H-1B Visa Lottery: How Some Companies Are Cheating the System

Schedule Your Consultation
h-1b visa

The demand for H-1B visas often exceeds the annual cap of 85,000 visas, which includes 20,000 reserved for workers with advanced degrees from U.S. institutions. To allocate the visas fairly, the U.S. Citizenship and Immigration Services (USCIS) conducts a random lottery every year. However, unfortunately, USCIS has discovered that many people are attempting to game the system and get an unfair advantage over others. Please continue reading and reach out to a seasoned New York City immigration lawyer from the Lightman Law Firm to learn more about the H-1B visa process and what’s currently happening with H-1B fraud.

How are some companies cheating the lottery?

According to the Biden administration, some small technology companies have colluded to increase the chances that their prospective foreign hires will win a visa in the lottery. They do this by entering the same applicants multiple times under different employers, creating an unfair advantage over other applicants and employers.

USCIS said it has found evidence that several dozen companies have engaged in this practice, driving up the record number of applications in recent years. The agency said it has referred some cases to the Department of Justice for possible prosecution.

What are the consequences of cheating the lottery?

Cheating the lottery not only violates the law, but also harms the integrity of the H-1B program and its beneficiaries. It reduces the chances of legitimate applicants and employers obtaining a visa, and it deprives qualified U.S. workers of job opportunities.

Moreover, it exposes foreign workers who are hired through fraudulent means to potential exploitation and abuse by their employers. They may face lower wages, poor working conditions, or even deportation if their visas are revoked.

What is the government doing to prevent H-1B lottery fraud?

The government is taking several steps to detect and prevent cheating in the H-1B lottery. Recently, USCIS said it has implemented new measures to identify duplicate registrations and flag suspicious patterns of behavior. It also said it will conduct more site visits and audits to verify the eligibility and compliance of H-1B employers and workers.

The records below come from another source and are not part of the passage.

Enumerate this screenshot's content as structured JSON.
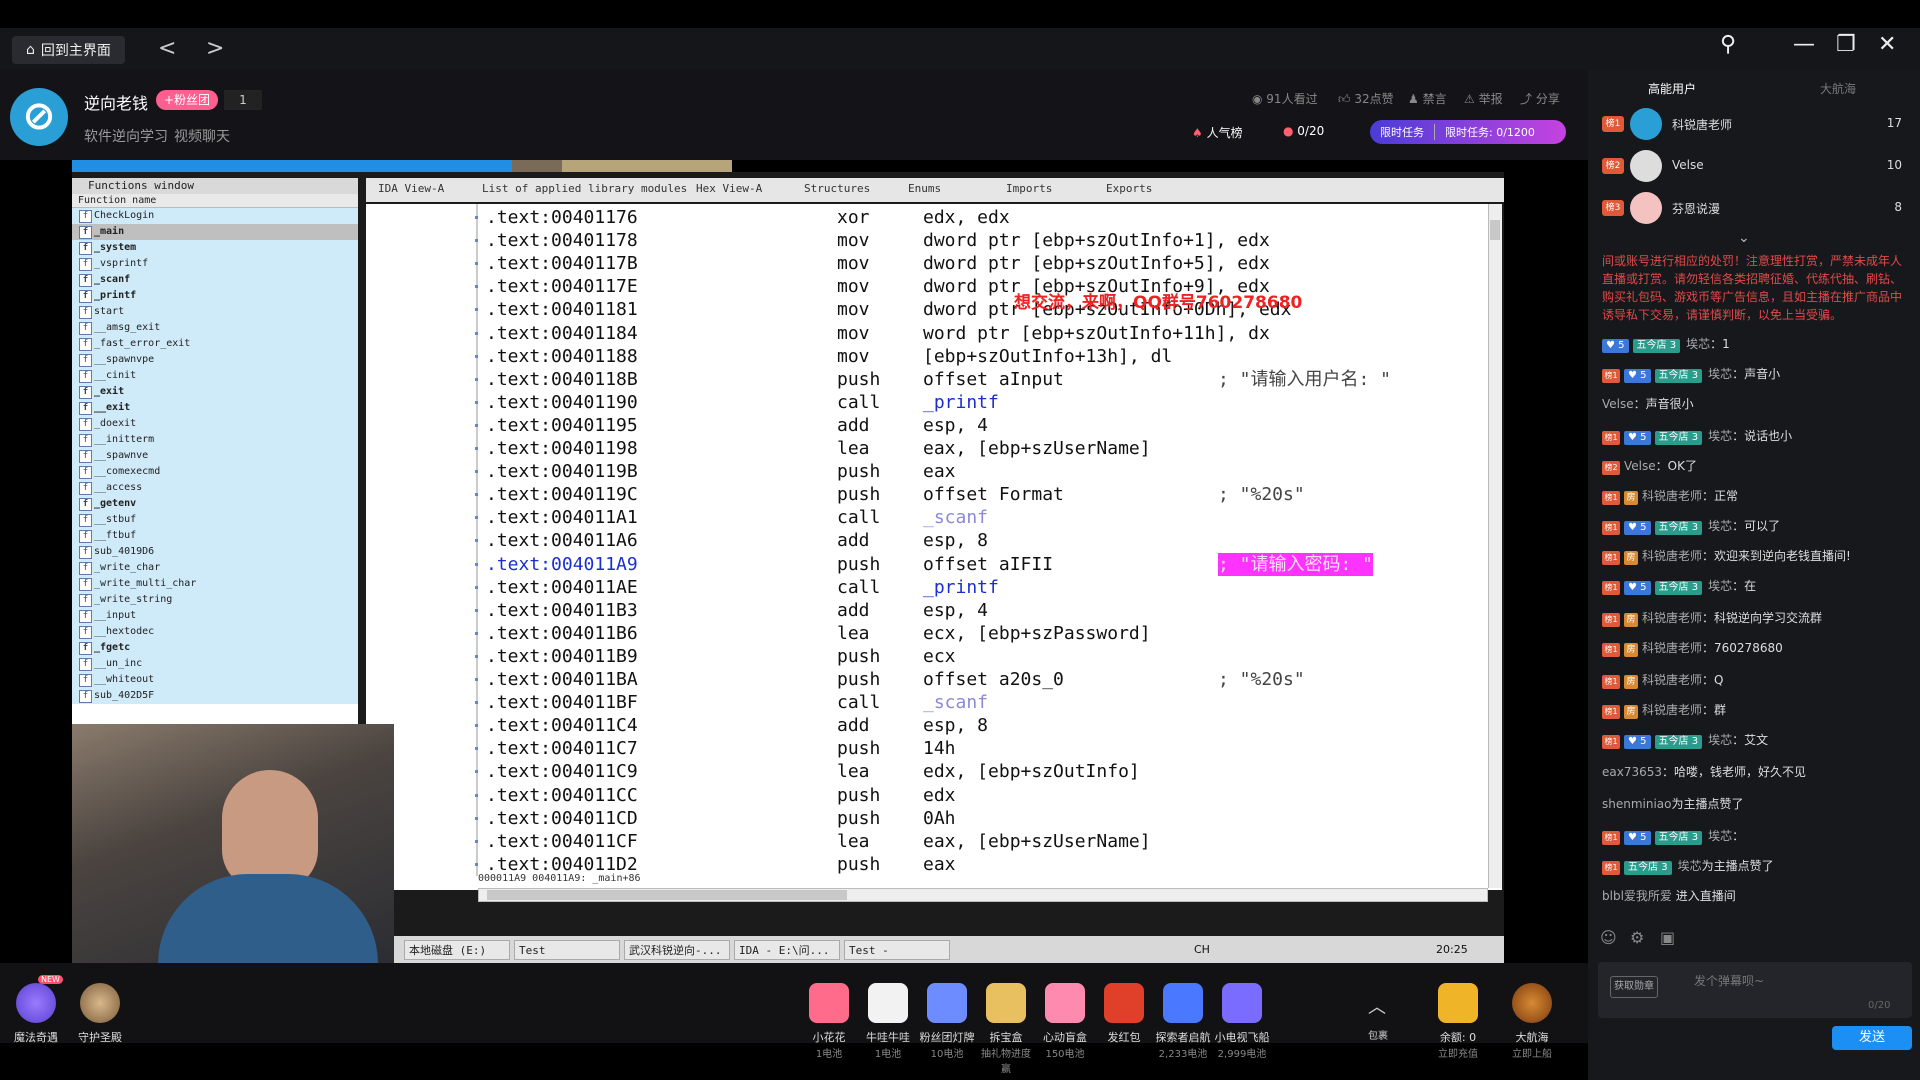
{
  "app": {
    "home_label": "回到主界面",
    "back": "<",
    "forward": ">"
  },
  "streamer": {
    "name": "逆向老钱",
    "fan_badge": "+粉丝团",
    "fan_count": "1",
    "tag1": "软件逆向学习",
    "tag2": "视频聊天"
  },
  "stats": {
    "watched": "91人看过",
    "likes": "32点赞",
    "block": "禁言",
    "report": "举报",
    "share": "分享"
  },
  "hot_label": "人气榜",
  "progress": "0/20",
  "task_label": "限时任务",
  "task_value": "限时任务: 0/1200",
  "sidebar": {
    "tab1": "高能用户",
    "tab2": "大航海",
    "ranks": [
      {
        "badge": "榜1",
        "name": "科锐唐老师",
        "score": "17"
      },
      {
        "badge": "榜2",
        "name": "Velse",
        "score": "10"
      },
      {
        "badge": "榜3",
        "name": "芬恩说漫",
        "score": "8"
      }
    ],
    "notice": "间或账号进行相应的处罚！注意理性打赏，严禁未成年人直播或打赏。请勿轻信各类招聘征婚、代练代抽、刷钻、购买礼包码、游戏币等广告信息，且如主播在推广商品中诱导私下交易，请谨慎判断，以免上当受骗。",
    "messages": [
      {
        "v": "5",
        "club": "五今店",
        "lvl": "3",
        "user": "埃芯",
        "text": "：1"
      },
      {
        "lv": "榜1",
        "v": "5",
        "club": "五今店",
        "lvl": "3",
        "user": "埃芯",
        "text": "：声音小"
      },
      {
        "user": "Velse",
        "text": "：声音很小"
      },
      {
        "lv": "榜1",
        "v": "5",
        "club": "五今店",
        "lvl": "3",
        "user": "埃芯",
        "text": "：说话也小"
      },
      {
        "lv": "榜2",
        "user": "Velse",
        "text": "：OK了"
      },
      {
        "lv": "榜1",
        "fang": "房",
        "user": "科锐唐老师",
        "text": "：正常"
      },
      {
        "lv": "榜1",
        "v": "5",
        "club": "五今店",
        "lvl": "3",
        "user": "埃芯",
        "text": "：可以了"
      },
      {
        "lv": "榜1",
        "fang": "房",
        "user": "科锐唐老师",
        "text": "：欢迎来到逆向老钱直播间!"
      },
      {
        "lv": "榜1",
        "v": "5",
        "club": "五今店",
        "lvl": "3",
        "user": "埃芯",
        "text": "：在"
      },
      {
        "lv": "榜1",
        "fang": "房",
        "user": "科锐唐老师",
        "text": "：科锐逆向学习交流群"
      },
      {
        "lv": "榜1",
        "fang": "房",
        "user": "科锐唐老师",
        "text": "：760278680"
      },
      {
        "lv": "榜1",
        "fang": "房",
        "user": "科锐唐老师",
        "text": "：Q"
      },
      {
        "lv": "榜1",
        "fang": "房",
        "user": "科锐唐老师",
        "text": "：群"
      },
      {
        "lv": "榜1",
        "v": "5",
        "club": "五今店",
        "lvl": "3",
        "user": "埃芯",
        "text": "：艾文"
      },
      {
        "user": "eax73653",
        "text": "：哈喽，钱老师，好久不见"
      },
      {
        "user": "shenminiao",
        "text": "为主播点赞了"
      },
      {
        "lv": "榜1",
        "v": "5",
        "club": "五今店",
        "lvl": "3",
        "user": "埃芯",
        "text": "："
      },
      {
        "lv": "榜1",
        "club": "五今店",
        "lvl": "3",
        "user": "埃芯",
        "text": "为主播点赞了"
      },
      {
        "user": "blbl爱我所爱",
        "text": " 进入直播间"
      }
    ],
    "input_placeholder": "发个弹幕呗~",
    "input_count": "0/20",
    "send": "发送",
    "fetch_badge": "获取勋章"
  },
  "ida": {
    "functions_title": "Functions window",
    "functions_header": "Function name",
    "functions": [
      {
        "n": "CheckLogin",
        "b": false
      },
      {
        "n": "_main",
        "b": true,
        "sel": true
      },
      {
        "n": "_system",
        "b": true
      },
      {
        "n": "_vsprintf",
        "b": false
      },
      {
        "n": "_scanf",
        "b": true
      },
      {
        "n": "_printf",
        "b": true
      },
      {
        "n": "start",
        "b": false
      },
      {
        "n": "__amsg_exit",
        "b": false
      },
      {
        "n": "_fast_error_exit",
        "b": false
      },
      {
        "n": "__spawnvpe",
        "b": false
      },
      {
        "n": "__cinit",
        "b": false
      },
      {
        "n": "_exit",
        "b": true
      },
      {
        "n": "__exit",
        "b": true
      },
      {
        "n": "_doexit",
        "b": false
      },
      {
        "n": "__initterm",
        "b": false
      },
      {
        "n": "__spawnve",
        "b": false
      },
      {
        "n": "__comexecmd",
        "b": false
      },
      {
        "n": "__access",
        "b": false
      },
      {
        "n": "_getenv",
        "b": true
      },
      {
        "n": "__stbuf",
        "b": false
      },
      {
        "n": "__ftbuf",
        "b": false
      },
      {
        "n": "sub_4019D6",
        "b": false
      },
      {
        "n": "_write_char",
        "b": false
      },
      {
        "n": "_write_multi_char",
        "b": false
      },
      {
        "n": "_write_string",
        "b": false
      },
      {
        "n": "__input",
        "b": false
      },
      {
        "n": "__hextodec",
        "b": false
      },
      {
        "n": "_fgetc",
        "b": true
      },
      {
        "n": "__un_inc",
        "b": false
      },
      {
        "n": "__whiteout",
        "b": false
      },
      {
        "n": "sub_402D5F",
        "b": false
      }
    ],
    "tabs": [
      "IDA View-A",
      "List of applied library modules",
      "Hex View-A",
      "Structures",
      "Enums",
      "Imports",
      "Exports"
    ],
    "lines": [
      {
        "a": ".text:00401176",
        "m": "xor",
        "o": "edx, edx",
        "c": ""
      },
      {
        "a": ".text:00401178",
        "m": "mov",
        "o": "dword ptr [ebp+szOutInfo+1], edx",
        "c": ""
      },
      {
        "a": ".text:0040117B",
        "m": "mov",
        "o": "dword ptr [ebp+szOutInfo+5], edx",
        "c": ""
      },
      {
        "a": ".text:0040117E",
        "m": "mov",
        "o": "dword ptr [ebp+szOutInfo+9], edx",
        "c": ""
      },
      {
        "a": ".text:00401181",
        "m": "mov",
        "o": "dword ptr [ebp+szOutInfo+0Dh], edx",
        "c": ""
      },
      {
        "a": ".text:00401184",
        "m": "mov",
        "o": "word ptr [ebp+szOutInfo+11h], dx",
        "c": ""
      },
      {
        "a": ".text:00401188",
        "m": "mov",
        "o": "[ebp+szOutInfo+13h], dl",
        "c": ""
      },
      {
        "a": ".text:0040118B",
        "m": "push",
        "o": "offset aInput",
        "c": "; \"请输入用户名: \""
      },
      {
        "a": ".text:00401190",
        "m": "call",
        "o": "_printf",
        "c": ""
      },
      {
        "a": ".text:00401195",
        "m": "add",
        "o": "esp, 4",
        "c": ""
      },
      {
        "a": ".text:00401198",
        "m": "lea",
        "o": "eax, [ebp+szUserName]",
        "c": ""
      },
      {
        "a": ".text:0040119B",
        "m": "push",
        "o": "eax",
        "c": ""
      },
      {
        "a": ".text:0040119C",
        "m": "push",
        "o": "offset Format",
        "c": "; \"%20s\""
      },
      {
        "a": ".text:004011A1",
        "m": "call",
        "o": "_scanf",
        "c": ""
      },
      {
        "a": ".text:004011A6",
        "m": "add",
        "o": "esp, 8",
        "c": ""
      },
      {
        "a": ".text:004011A9",
        "m": "push",
        "o": "offset aIFII",
        "c": "; \"请输入密码: \""
      },
      {
        "a": ".text:004011AE",
        "m": "call",
        "o": "_printf",
        "c": ""
      },
      {
        "a": ".text:004011B3",
        "m": "add",
        "o": "esp, 4",
        "c": ""
      },
      {
        "a": ".text:004011B6",
        "m": "lea",
        "o": "ecx, [ebp+szPassword]",
        "c": ""
      },
      {
        "a": ".text:004011B9",
        "m": "push",
        "o": "ecx",
        "c": ""
      },
      {
        "a": ".text:004011BA",
        "m": "push",
        "o": "offset a20s_0",
        "c": "; \"%20s\""
      },
      {
        "a": ".text:004011BF",
        "m": "call",
        "o": "_scanf",
        "c": ""
      },
      {
        "a": ".text:004011C4",
        "m": "add",
        "o": "esp, 8",
        "c": ""
      },
      {
        "a": ".text:004011C7",
        "m": "push",
        "o": "14h",
        "c": ""
      },
      {
        "a": ".text:004011C9",
        "m": "lea",
        "o": "edx, [ebp+szOutInfo]",
        "c": ""
      },
      {
        "a": ".text:004011CC",
        "m": "push",
        "o": "edx",
        "c": ""
      },
      {
        "a": ".text:004011CD",
        "m": "push",
        "o": "0Ah",
        "c": ""
      },
      {
        "a": ".text:004011CF",
        "m": "lea",
        "o": "eax, [ebp+szUserName]",
        "c": ""
      },
      {
        "a": ".text:004011D2",
        "m": "push",
        "o": "eax",
        "c": ""
      }
    ],
    "overlay": "想交流，来啊，QQ群号760278680",
    "status": "000011A9 004011A9: _main+86",
    "taskbar": [
      "本地磁盘 (E:)",
      "Test",
      "武汉科锐逆向-...",
      "IDA - E:\\问...",
      "Test - Micros..."
    ],
    "ch": "CH",
    "clock": "20:25"
  },
  "bottom": {
    "left": [
      {
        "name": "魔法奇遇",
        "badge": "NEW"
      },
      {
        "name": "守护圣殿"
      }
    ],
    "gifts": [
      {
        "name": "小花花",
        "sub": "1电池"
      },
      {
        "name": "牛哇牛哇",
        "sub": "1电池"
      },
      {
        "name": "粉丝团灯牌",
        "sub": "10电池"
      },
      {
        "name": "拆宝盒",
        "sub": "抽礼物进度赢"
      },
      {
        "name": "心动盲盒",
        "sub": "150电池"
      },
      {
        "name": "发红包",
        "sub": ""
      },
      {
        "name": "探索者启航",
        "sub": "2,233电池"
      },
      {
        "name": "小电视飞船",
        "sub": "2,999电池"
      }
    ],
    "more": "包裹",
    "balance": "余额: 0",
    "balance_sub": "立即充值",
    "voyage": "大航海",
    "voyage_sub": "立即上船"
  },
  "colors": {
    "accent": "#1c8ff5",
    "pink": "#ff5f8f",
    "sidebar": "#17181c"
  }
}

In addition, the government is planning to change the way the lottery is conducted in the future. Instead of using a random selection process, it will prioritize applicants based on their wages, skills, and education levels. This is intended to attract and retain the best and brightest foreign talent and protect U.S. workers’ interests.